The Professionals (band)
|This article needs additional citations for verification. (March 2009)|
|Genres||Punk rock, New Wave, post-punk|
|Associated acts||Sex Pistols, Subway Sect, Lightning Raiders|
|Past members||Steve Jones
The Professionals were formed in 1979 by guitarist Steve Jones and drummer Paul Cook, both formerly of the Sex Pistols. In the previous year Johnny Rotten had left the Sex Pistols, and Jones had supplied lead vocals for late Sex Pistols recordings of the songs "Silly Thing" and "Lonely Boy". For these recordings Lightning Raiders bassist Andy Allen was employed as a session musician. After the Sex Pistols officially split and broke ties with manager Malcolm McLaren, this line up was resurrected as The Professionals, and signed to the Sex Pistols old label Virgin Records.
In July 1980 The Professionals released their first single "Just Another Dream," followed by a second single "1-2-3" in October, which reached No. 43 in the UK Singles Charts. Shortly after the second singles release Allen left the band and was replaced by Subway Sect bassist Paul Meyers. Ray McVeigh also joined the band as a second guitarist.
This same lineup recorded another single, "Join the Professionals", which was released in June 1981. Later that year, the song was featured in the movie Ladies and Gentlemen, The Fabulous Stains along with three other Cook/Jones compositions, "Conned Again", "La La La", and "Don't Blow It All the Way".
Following his departure, Andy Allen sued Virgin Records claiming he had never been paid by them. In response to this, the new line-up of The Professionals re-recorded previous material so that Allen would not be owed any further royalties. The band brought in producer Nigel Gray to help record this material for their first full length album, the result was I Didn't See It Coming released in November 1981.
The album was supported by U.K. and U.S. tour dates, and the release of a single for the song "The Magnificent". But the band's American tour was cut short when Cook, Meyers, and McVeigh were injured in a car accident.
After a hiatus for recovery, the band returned to America in the Spring of 1982. They were offered a spot opening on tour for The Clash, but declined and broke up.
Their song "Black Leather" was covered by The Runaways on their 1978 album, And Now... The Runaways; and by Guns N' Roses on their 1993 album, "The Spaghetti Incident?". Joan Jett and the Blackhearts also released a live version of "Black Leather" on their Fetish album. Their song "Join The Professionals" was covered by the Epoxies.
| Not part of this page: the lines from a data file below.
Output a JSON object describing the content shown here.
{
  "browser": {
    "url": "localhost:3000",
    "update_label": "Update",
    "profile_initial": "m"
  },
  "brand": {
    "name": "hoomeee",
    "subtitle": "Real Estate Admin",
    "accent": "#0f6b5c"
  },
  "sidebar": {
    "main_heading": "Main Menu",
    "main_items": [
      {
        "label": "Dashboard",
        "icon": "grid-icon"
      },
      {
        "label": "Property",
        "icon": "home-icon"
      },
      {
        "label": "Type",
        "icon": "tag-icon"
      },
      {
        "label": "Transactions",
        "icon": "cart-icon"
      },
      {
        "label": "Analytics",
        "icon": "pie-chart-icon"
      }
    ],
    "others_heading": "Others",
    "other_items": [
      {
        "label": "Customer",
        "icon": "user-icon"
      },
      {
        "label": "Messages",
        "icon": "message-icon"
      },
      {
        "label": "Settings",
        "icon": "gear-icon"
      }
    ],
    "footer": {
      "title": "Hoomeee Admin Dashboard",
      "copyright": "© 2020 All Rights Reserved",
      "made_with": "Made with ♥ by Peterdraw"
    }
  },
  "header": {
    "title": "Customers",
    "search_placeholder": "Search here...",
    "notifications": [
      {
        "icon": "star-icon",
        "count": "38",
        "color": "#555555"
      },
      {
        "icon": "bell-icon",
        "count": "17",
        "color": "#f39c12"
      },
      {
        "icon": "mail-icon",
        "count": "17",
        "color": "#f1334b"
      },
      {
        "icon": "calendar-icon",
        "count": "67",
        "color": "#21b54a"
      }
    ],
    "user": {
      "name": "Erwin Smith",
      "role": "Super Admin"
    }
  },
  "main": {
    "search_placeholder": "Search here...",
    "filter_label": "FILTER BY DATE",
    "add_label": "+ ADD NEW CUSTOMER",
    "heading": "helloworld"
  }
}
- "Just Another Dream" (B-side "Action Man") (July 1980, Virgin Records)
- "1-2-3" (B-side "Baby, I Don't Care" and "White Light White Heat") (October 1980, Virgin Records) - UK No. 43
- "Join The Professionals" (B-side "Has Anybody Got An Alibi") (June 1981, Virgin Records)
- "The Magnificent" (B-side "Just Another Dream") (November 1982, Virgin Records).
- The Best of The Professionals (2005, Captain Oi!)
- Steve Jones − lead guitar and vocals (1979-1982)
- Ray McVeigh − rhythm guitar (1980-1982)
- Andy Allen − bass (1979–1980)
- Paul Meyers − bass (1980–1982)
- Paul Cook − drums (1979-1982)
- "Soundtracks for Ladies and Gentlemen, the Fabulous Stains (1982)". IMDb.com. Retrieved 2012-12-07.
- "The Prague Post Online: Night & Day: Still Packing Heat". Praguepost.com. Retrieved 2008-04-07.
- "Paul Cook | New Music And Songs | MTV". Vh1.com. 1956-07-20. Retrieved 2012-12-07.
- "This Ain't the Summer of Love: Conflict and Crossover in Heavy Metal and Punk - Steve Waksman - Google Books". Books.google.co.uk. Retrieved 2012-12-07.
- "Black Leather - Guns N' Roses : Listen, Appearances, Song Review". AllMusic. Retrieved 2012-12-07.
- "Content With the Flip Side : Music: Record companies are already after Fantasy 7, which will perform for the first time Saturday. Players, who have already tasted success with other bands, would rather perform than sign deals. - Los Angeles Times". Articles.latimes.com. 1991-11-08. Retrieved 2012-12-07.
- Roberts, David (2006). British Hit Singles & Albums (19th ed.). London: Guinness World Records Limited. p. 440. ISBN 1-904994-10-5.